PROBLEM TO SOLVE> Word for word, repeat the entries, minus the pictures.

DATA SUPPLIED>

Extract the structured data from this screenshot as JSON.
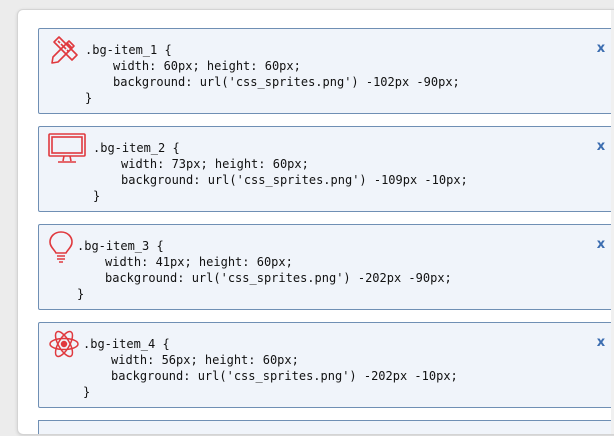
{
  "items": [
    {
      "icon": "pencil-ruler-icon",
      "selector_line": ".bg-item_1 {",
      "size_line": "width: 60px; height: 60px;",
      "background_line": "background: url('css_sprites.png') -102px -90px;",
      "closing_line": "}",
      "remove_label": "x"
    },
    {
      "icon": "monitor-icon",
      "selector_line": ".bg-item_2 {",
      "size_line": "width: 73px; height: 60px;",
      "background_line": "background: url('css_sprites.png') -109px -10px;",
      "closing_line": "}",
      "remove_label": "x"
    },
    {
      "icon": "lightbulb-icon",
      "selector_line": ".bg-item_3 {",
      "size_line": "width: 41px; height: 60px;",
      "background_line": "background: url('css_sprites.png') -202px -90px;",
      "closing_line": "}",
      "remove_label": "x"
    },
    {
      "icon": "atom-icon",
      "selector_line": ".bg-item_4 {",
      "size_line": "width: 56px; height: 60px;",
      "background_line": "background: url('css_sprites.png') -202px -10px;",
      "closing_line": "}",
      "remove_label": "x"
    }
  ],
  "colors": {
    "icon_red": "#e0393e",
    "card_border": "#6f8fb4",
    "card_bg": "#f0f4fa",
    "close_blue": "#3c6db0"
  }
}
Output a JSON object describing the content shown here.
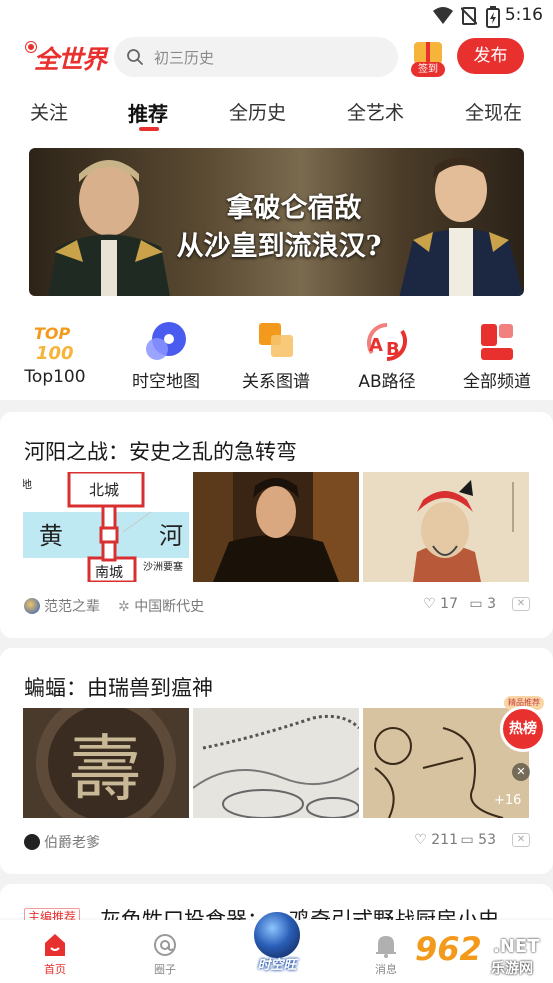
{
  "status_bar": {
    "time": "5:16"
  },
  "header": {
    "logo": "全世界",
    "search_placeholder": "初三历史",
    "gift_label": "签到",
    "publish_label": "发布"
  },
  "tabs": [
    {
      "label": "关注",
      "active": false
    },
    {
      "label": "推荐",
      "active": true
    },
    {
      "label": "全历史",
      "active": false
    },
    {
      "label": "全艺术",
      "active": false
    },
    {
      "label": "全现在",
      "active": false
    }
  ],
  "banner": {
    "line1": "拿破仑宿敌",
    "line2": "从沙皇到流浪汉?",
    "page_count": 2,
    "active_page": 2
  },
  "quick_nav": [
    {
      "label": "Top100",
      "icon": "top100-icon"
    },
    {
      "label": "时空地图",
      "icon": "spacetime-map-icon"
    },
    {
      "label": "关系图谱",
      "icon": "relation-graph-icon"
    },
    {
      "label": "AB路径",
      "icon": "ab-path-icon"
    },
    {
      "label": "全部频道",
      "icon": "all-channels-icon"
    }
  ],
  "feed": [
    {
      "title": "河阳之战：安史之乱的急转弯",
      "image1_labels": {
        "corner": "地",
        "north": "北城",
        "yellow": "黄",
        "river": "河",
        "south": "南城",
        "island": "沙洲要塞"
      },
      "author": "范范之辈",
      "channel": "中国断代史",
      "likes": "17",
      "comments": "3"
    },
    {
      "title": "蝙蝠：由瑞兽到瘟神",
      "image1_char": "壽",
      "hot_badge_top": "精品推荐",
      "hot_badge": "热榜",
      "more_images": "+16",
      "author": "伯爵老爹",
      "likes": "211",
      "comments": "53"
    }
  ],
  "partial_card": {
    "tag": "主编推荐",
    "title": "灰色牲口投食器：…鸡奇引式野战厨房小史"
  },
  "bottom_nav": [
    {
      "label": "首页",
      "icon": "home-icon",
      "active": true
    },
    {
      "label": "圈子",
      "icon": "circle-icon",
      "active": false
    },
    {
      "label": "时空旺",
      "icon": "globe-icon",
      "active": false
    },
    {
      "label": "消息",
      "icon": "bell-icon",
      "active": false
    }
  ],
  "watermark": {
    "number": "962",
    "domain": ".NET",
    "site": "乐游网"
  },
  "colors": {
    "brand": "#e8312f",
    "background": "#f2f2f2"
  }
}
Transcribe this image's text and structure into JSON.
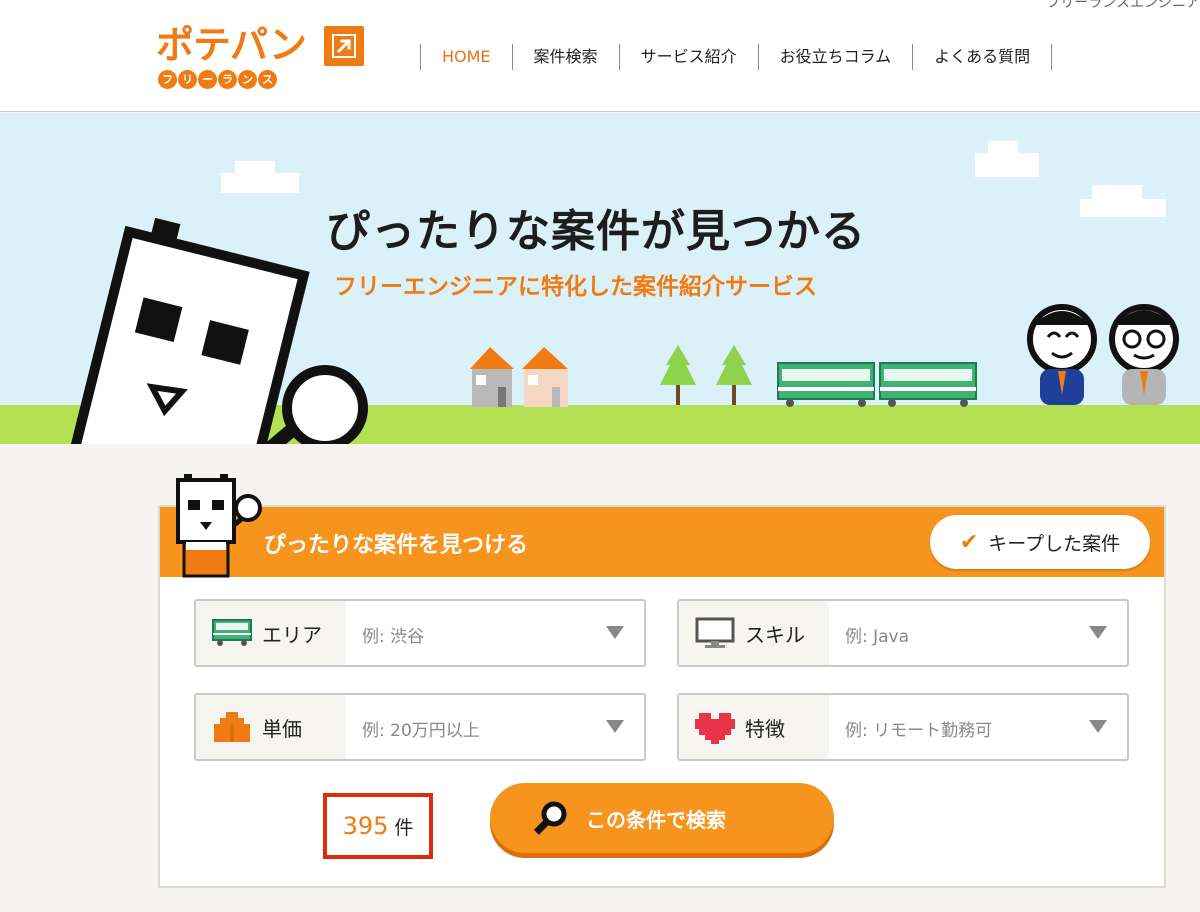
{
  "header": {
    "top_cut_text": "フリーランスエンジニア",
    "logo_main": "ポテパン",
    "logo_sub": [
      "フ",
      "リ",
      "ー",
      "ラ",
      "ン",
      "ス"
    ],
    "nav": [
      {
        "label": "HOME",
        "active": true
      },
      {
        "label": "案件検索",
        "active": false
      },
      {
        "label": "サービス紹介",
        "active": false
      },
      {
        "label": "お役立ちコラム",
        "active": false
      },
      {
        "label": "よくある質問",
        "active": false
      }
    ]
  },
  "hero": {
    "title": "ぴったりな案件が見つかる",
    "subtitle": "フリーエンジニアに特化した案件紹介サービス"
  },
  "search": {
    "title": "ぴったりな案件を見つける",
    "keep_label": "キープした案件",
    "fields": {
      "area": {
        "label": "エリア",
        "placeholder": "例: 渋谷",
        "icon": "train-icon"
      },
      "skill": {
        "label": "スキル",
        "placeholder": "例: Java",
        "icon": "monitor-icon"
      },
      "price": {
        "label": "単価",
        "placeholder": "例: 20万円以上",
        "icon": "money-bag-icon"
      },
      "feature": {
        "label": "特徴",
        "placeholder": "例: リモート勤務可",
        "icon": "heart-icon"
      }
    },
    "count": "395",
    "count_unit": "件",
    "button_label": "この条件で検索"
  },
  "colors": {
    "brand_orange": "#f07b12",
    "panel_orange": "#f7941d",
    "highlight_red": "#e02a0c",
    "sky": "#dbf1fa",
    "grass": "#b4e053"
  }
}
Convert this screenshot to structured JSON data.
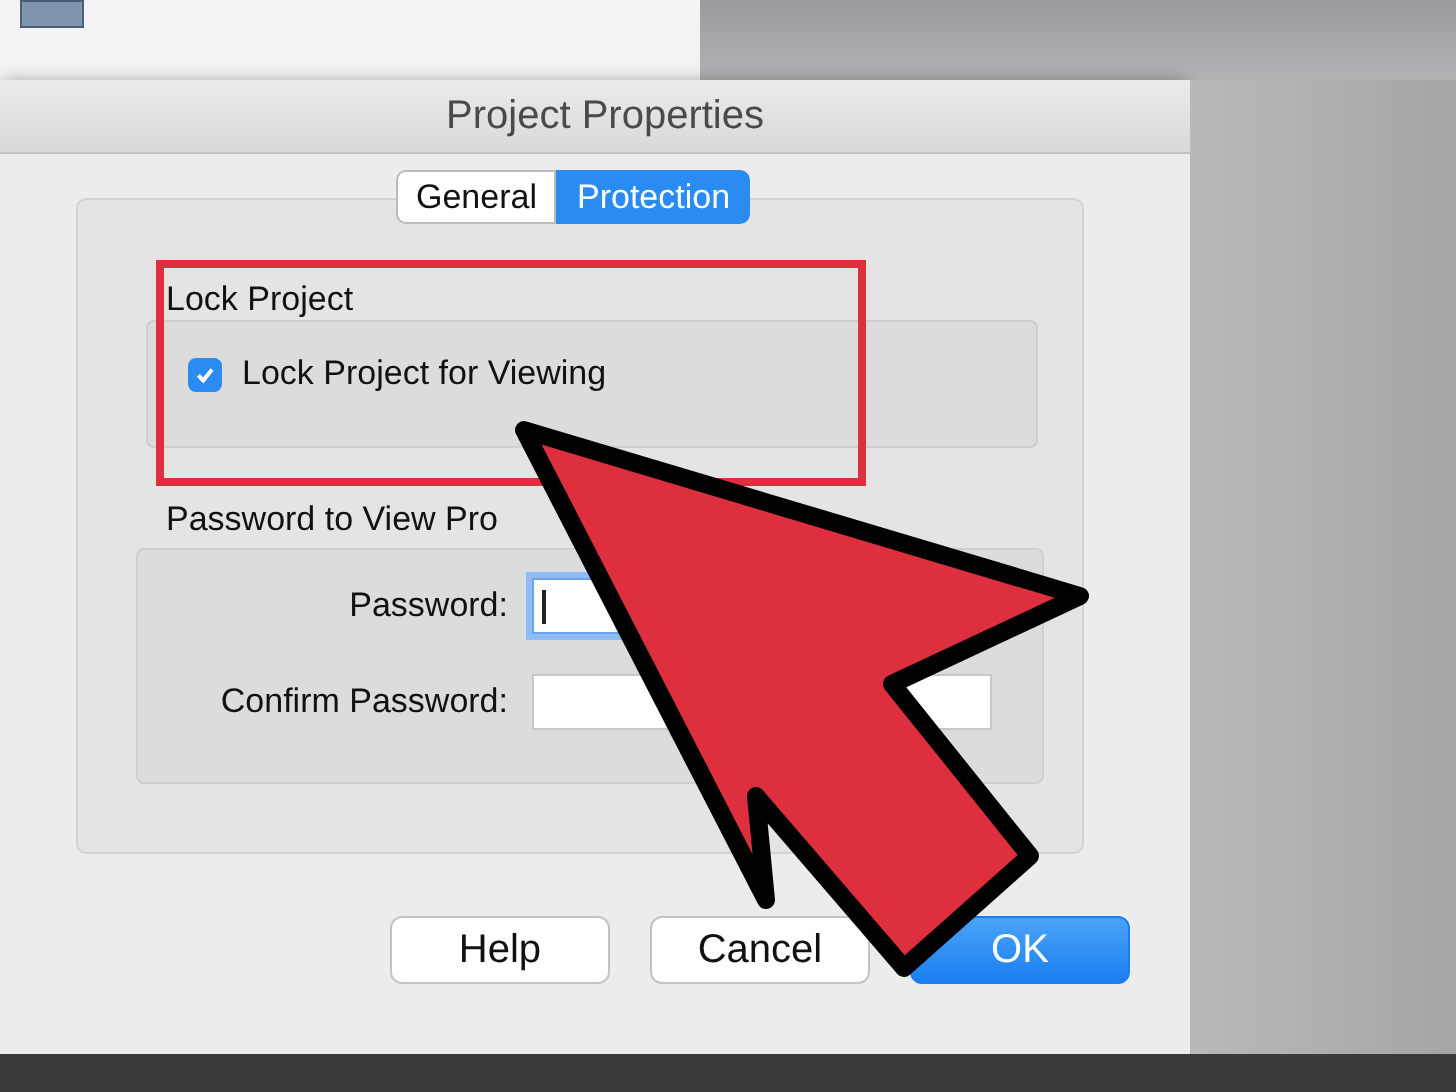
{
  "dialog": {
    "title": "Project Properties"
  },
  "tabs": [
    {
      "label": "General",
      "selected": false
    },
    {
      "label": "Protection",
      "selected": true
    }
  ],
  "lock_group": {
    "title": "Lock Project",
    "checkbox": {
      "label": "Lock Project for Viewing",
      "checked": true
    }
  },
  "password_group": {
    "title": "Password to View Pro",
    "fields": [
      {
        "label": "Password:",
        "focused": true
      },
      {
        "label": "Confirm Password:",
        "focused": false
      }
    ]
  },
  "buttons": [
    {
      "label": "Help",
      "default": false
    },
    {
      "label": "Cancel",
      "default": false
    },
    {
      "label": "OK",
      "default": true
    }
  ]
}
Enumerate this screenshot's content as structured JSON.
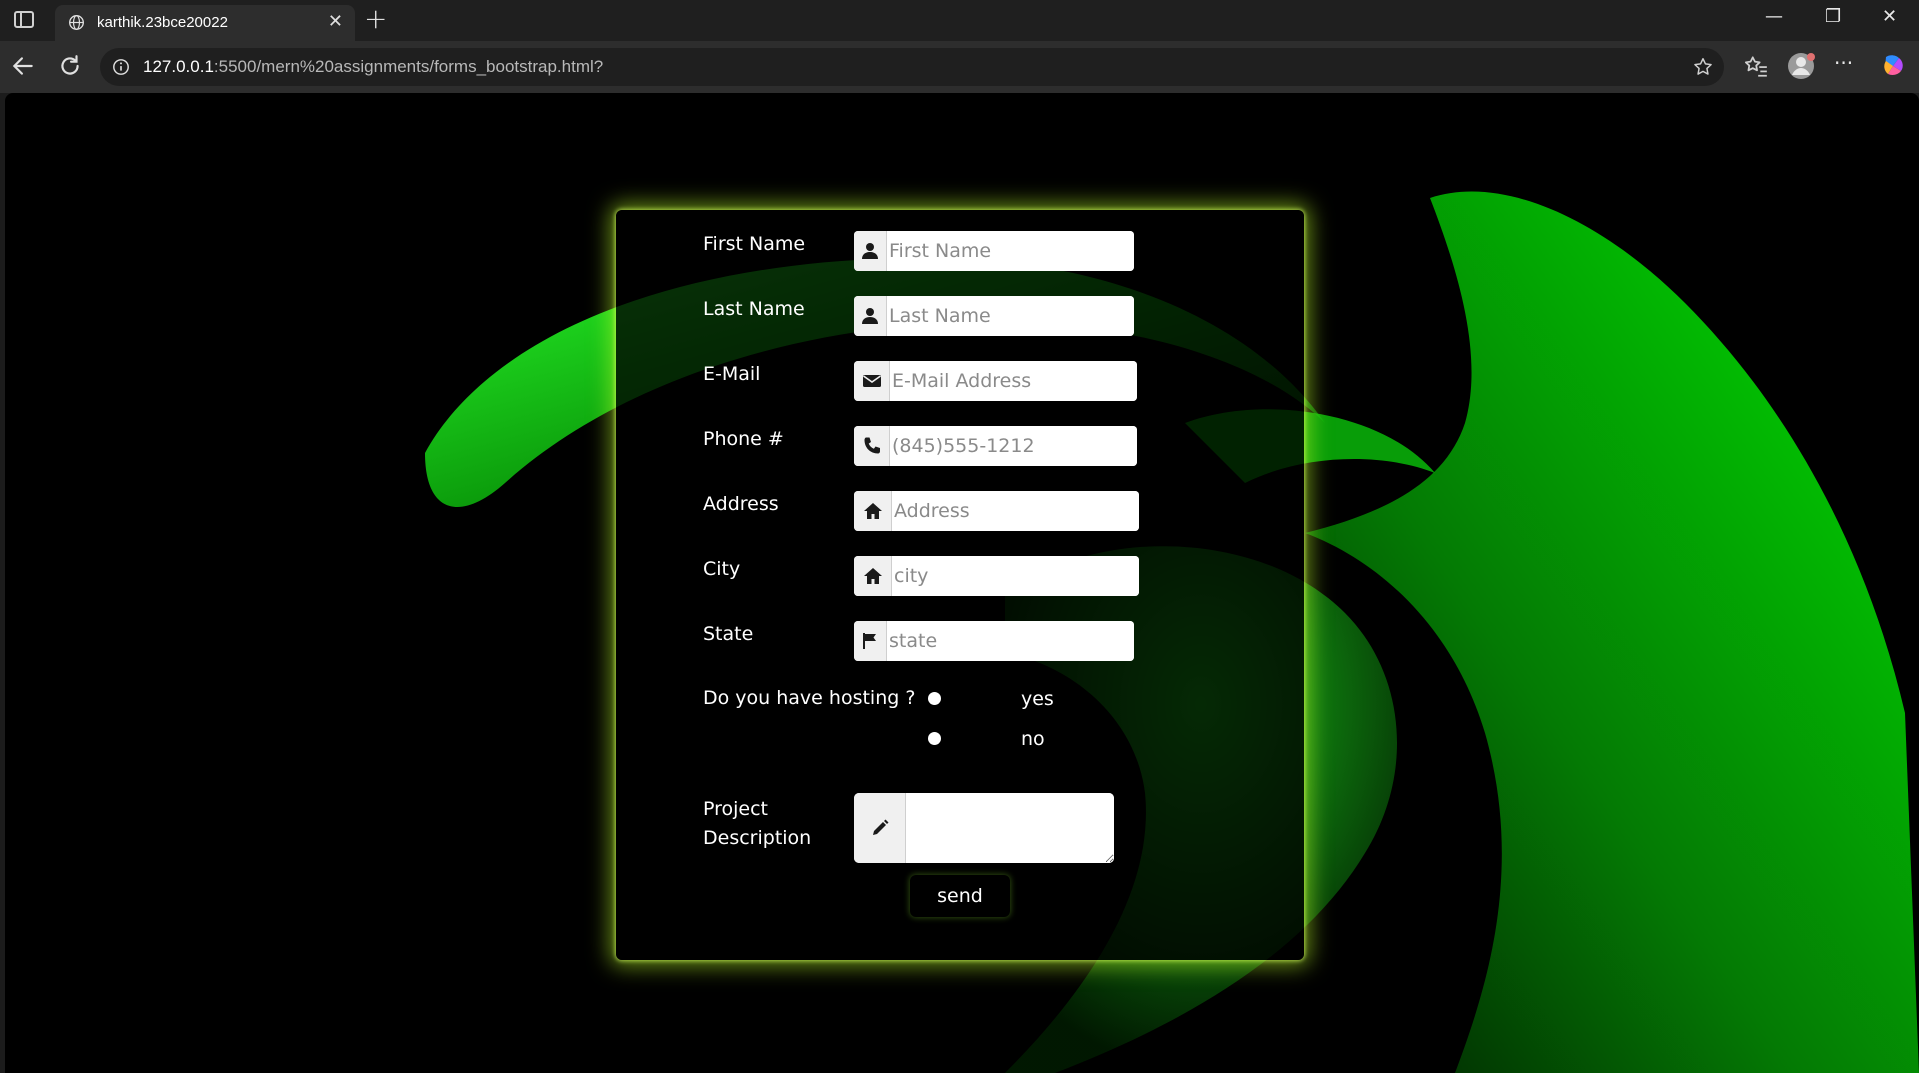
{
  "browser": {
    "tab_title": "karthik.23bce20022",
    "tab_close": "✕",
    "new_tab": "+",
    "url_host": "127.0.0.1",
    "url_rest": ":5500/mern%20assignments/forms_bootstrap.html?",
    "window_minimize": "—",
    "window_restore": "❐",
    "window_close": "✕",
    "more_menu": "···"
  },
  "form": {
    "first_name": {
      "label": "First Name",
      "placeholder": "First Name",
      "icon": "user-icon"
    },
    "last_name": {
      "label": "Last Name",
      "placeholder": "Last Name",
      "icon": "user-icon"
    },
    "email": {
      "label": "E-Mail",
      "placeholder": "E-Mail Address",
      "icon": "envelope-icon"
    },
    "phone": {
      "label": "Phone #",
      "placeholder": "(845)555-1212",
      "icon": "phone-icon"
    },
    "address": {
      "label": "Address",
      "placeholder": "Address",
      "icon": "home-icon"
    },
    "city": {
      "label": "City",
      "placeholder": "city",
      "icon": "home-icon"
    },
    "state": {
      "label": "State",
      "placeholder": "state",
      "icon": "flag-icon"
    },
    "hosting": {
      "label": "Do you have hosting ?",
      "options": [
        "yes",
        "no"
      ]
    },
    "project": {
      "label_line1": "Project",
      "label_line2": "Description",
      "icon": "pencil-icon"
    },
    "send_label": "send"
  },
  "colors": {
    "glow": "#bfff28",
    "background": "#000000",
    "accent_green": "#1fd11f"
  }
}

YOUR RESPONSE>
Extract the structured data from this screenshot as JSON.
{
  "items": [
    {
      "icon": "pencil-ruler-icon",
      "selector_line": ".bg-item_1 {",
      "size_line": "width: 60px; height: 60px;",
      "background_line": "background: url('css_sprites.png') -102px -90px;",
      "closing_line": "}",
      "remove_label": "x"
    },
    {
      "icon": "monitor-icon",
      "selector_line": ".bg-item_2 {",
      "size_line": "width: 73px; height: 60px;",
      "background_line": "background: url('css_sprites.png') -109px -10px;",
      "closing_line": "}",
      "remove_label": "x"
    },
    {
      "icon": "lightbulb-icon",
      "selector_line": ".bg-item_3 {",
      "size_line": "width: 41px; height: 60px;",
      "background_line": "background: url('css_sprites.png') -202px -90px;",
      "closing_line": "}",
      "remove_label": "x"
    },
    {
      "icon": "atom-icon",
      "selector_line": ".bg-item_4 {",
      "size_line": "width: 56px; height: 60px;",
      "background_line": "background: url('css_sprites.png') -202px -10px;",
      "closing_line": "}",
      "remove_label": "x"
    }
  ],
  "colors": {
    "icon_red": "#e0393e",
    "card_border": "#6f8fb4",
    "card_bg": "#f0f4fa",
    "close_blue": "#3c6db0"
  }
}
Output a JSON object describing the content shown here.
{
  "status_bar": {
    "time": "5:16"
  },
  "header": {
    "logo": "全世界",
    "search_placeholder": "初三历史",
    "gift_label": "签到",
    "publish_label": "发布"
  },
  "tabs": [
    {
      "label": "关注",
      "active": false
    },
    {
      "label": "推荐",
      "active": true
    },
    {
      "label": "全历史",
      "active": false
    },
    {
      "label": "全艺术",
      "active": false
    },
    {
      "label": "全现在",
      "active": false
    }
  ],
  "banner": {
    "line1": "拿破仑宿敌",
    "line2": "从沙皇到流浪汉?",
    "page_count": 2,
    "active_page": 2
  },
  "quick_nav": [
    {
      "label": "Top100",
      "icon": "top100-icon"
    },
    {
      "label": "时空地图",
      "icon": "spacetime-map-icon"
    },
    {
      "label": "关系图谱",
      "icon": "relation-graph-icon"
    },
    {
      "label": "AB路径",
      "icon": "ab-path-icon"
    },
    {
      "label": "全部频道",
      "icon": "all-channels-icon"
    }
  ],
  "feed": [
    {
      "title": "河阳之战：安史之乱的急转弯",
      "image1_labels": {
        "corner": "地",
        "north": "北城",
        "yellow": "黄",
        "river": "河",
        "south": "南城",
        "island": "沙洲要塞"
      },
      "author": "范范之辈",
      "channel": "中国断代史",
      "likes": "17",
      "comments": "3"
    },
    {
      "title": "蝙蝠：由瑞兽到瘟神",
      "image1_char": "壽",
      "hot_badge_top": "精品推荐",
      "hot_badge": "热榜",
      "more_images": "+16",
      "author": "伯爵老爹",
      "likes": "211",
      "comments": "53"
    }
  ],
  "partial_card": {
    "tag": "主编推荐",
    "title": "灰色牲口投食器：…鸡奇引式野战厨房小史"
  },
  "bottom_nav": [
    {
      "label": "首页",
      "icon": "home-icon",
      "active": true
    },
    {
      "label": "圈子",
      "icon": "circle-icon",
      "active": false
    },
    {
      "label": "时空旺",
      "icon": "globe-icon",
      "active": false
    },
    {
      "label": "消息",
      "icon": "bell-icon",
      "active": false
    }
  ],
  "watermark": {
    "number": "962",
    "domain": ".NET",
    "site": "乐游网"
  },
  "colors": {
    "brand": "#e8312f",
    "background": "#f2f2f2"
  }
}
Transcribe this image's text and structure into JSON.
{
  "header": {
    "top_cut_text": "フリーランスエンジニア",
    "logo_main": "ポテパン",
    "logo_sub": [
      "フ",
      "リ",
      "ー",
      "ラ",
      "ン",
      "ス"
    ],
    "nav": [
      {
        "label": "HOME",
        "active": true
      },
      {
        "label": "案件検索",
        "active": false
      },
      {
        "label": "サービス紹介",
        "active": false
      },
      {
        "label": "お役立ちコラム",
        "active": false
      },
      {
        "label": "よくある質問",
        "active": false
      }
    ]
  },
  "hero": {
    "title": "ぴったりな案件が見つかる",
    "subtitle": "フリーエンジニアに特化した案件紹介サービス"
  },
  "search": {
    "title": "ぴったりな案件を見つける",
    "keep_label": "キープした案件",
    "fields": {
      "area": {
        "label": "エリア",
        "placeholder": "例: 渋谷",
        "icon": "train-icon"
      },
      "skill": {
        "label": "スキル",
        "placeholder": "例: Java",
        "icon": "monitor-icon"
      },
      "price": {
        "label": "単価",
        "placeholder": "例: 20万円以上",
        "icon": "money-bag-icon"
      },
      "feature": {
        "label": "特徴",
        "placeholder": "例: リモート勤務可",
        "icon": "heart-icon"
      }
    },
    "count": "395",
    "count_unit": "件",
    "button_label": "この条件で検索"
  },
  "colors": {
    "brand_orange": "#f07b12",
    "panel_orange": "#f7941d",
    "highlight_red": "#e02a0c",
    "sky": "#dbf1fa",
    "grass": "#b4e053"
  }
}
Convert this screenshot to structured JSON data.
{
  "dialog": {
    "title": "Project Properties"
  },
  "tabs": [
    {
      "label": "General",
      "selected": false
    },
    {
      "label": "Protection",
      "selected": true
    }
  ],
  "lock_group": {
    "title": "Lock Project",
    "checkbox": {
      "label": "Lock Project for Viewing",
      "checked": true
    }
  },
  "password_group": {
    "title": "Password to View Pro",
    "fields": [
      {
        "label": "Password:",
        "focused": true
      },
      {
        "label": "Confirm Password:",
        "focused": false
      }
    ]
  },
  "buttons": [
    {
      "label": "Help",
      "default": false
    },
    {
      "label": "Cancel",
      "default": false
    },
    {
      "label": "OK",
      "default": true
    }
  ]
}
Enumerate this screenshot's content as structured JSON.
{
  "browser": {
    "tab_title": "karthik.23bce20022",
    "tab_close": "✕",
    "new_tab": "+",
    "url_host": "127.0.0.1",
    "url_rest": ":5500/mern%20assignments/forms_bootstrap.html?",
    "window_minimize": "—",
    "window_restore": "❐",
    "window_close": "✕",
    "more_menu": "···"
  },
  "form": {
    "first_name": {
      "label": "First Name",
      "placeholder": "First Name",
      "icon": "user-icon"
    },
    "last_name": {
      "label": "Last Name",
      "placeholder": "Last Name",
      "icon": "user-icon"
    },
    "email": {
      "label": "E-Mail",
      "placeholder": "E-Mail Address",
      "icon": "envelope-icon"
    },
    "phone": {
      "label": "Phone #",
      "placeholder": "(845)555-1212",
      "icon": "phone-icon"
    },
    "address": {
      "label": "Address",
      "placeholder": "Address",
      "icon": "home-icon"
    },
    "city": {
      "label": "City",
      "placeholder": "city",
      "icon": "home-icon"
    },
    "state": {
      "label": "State",
      "placeholder": "state",
      "icon": "flag-icon"
    },
    "hosting": {
      "label": "Do you have hosting ?",
      "options": [
        "yes",
        "no"
      ]
    },
    "project": {
      "label_line1": "Project",
      "label_line2": "Description",
      "icon": "pencil-icon"
    },
    "send_label": "send"
  },
  "colors": {
    "glow": "#bfff28",
    "background": "#000000",
    "accent_green": "#1fd11f"
  }
}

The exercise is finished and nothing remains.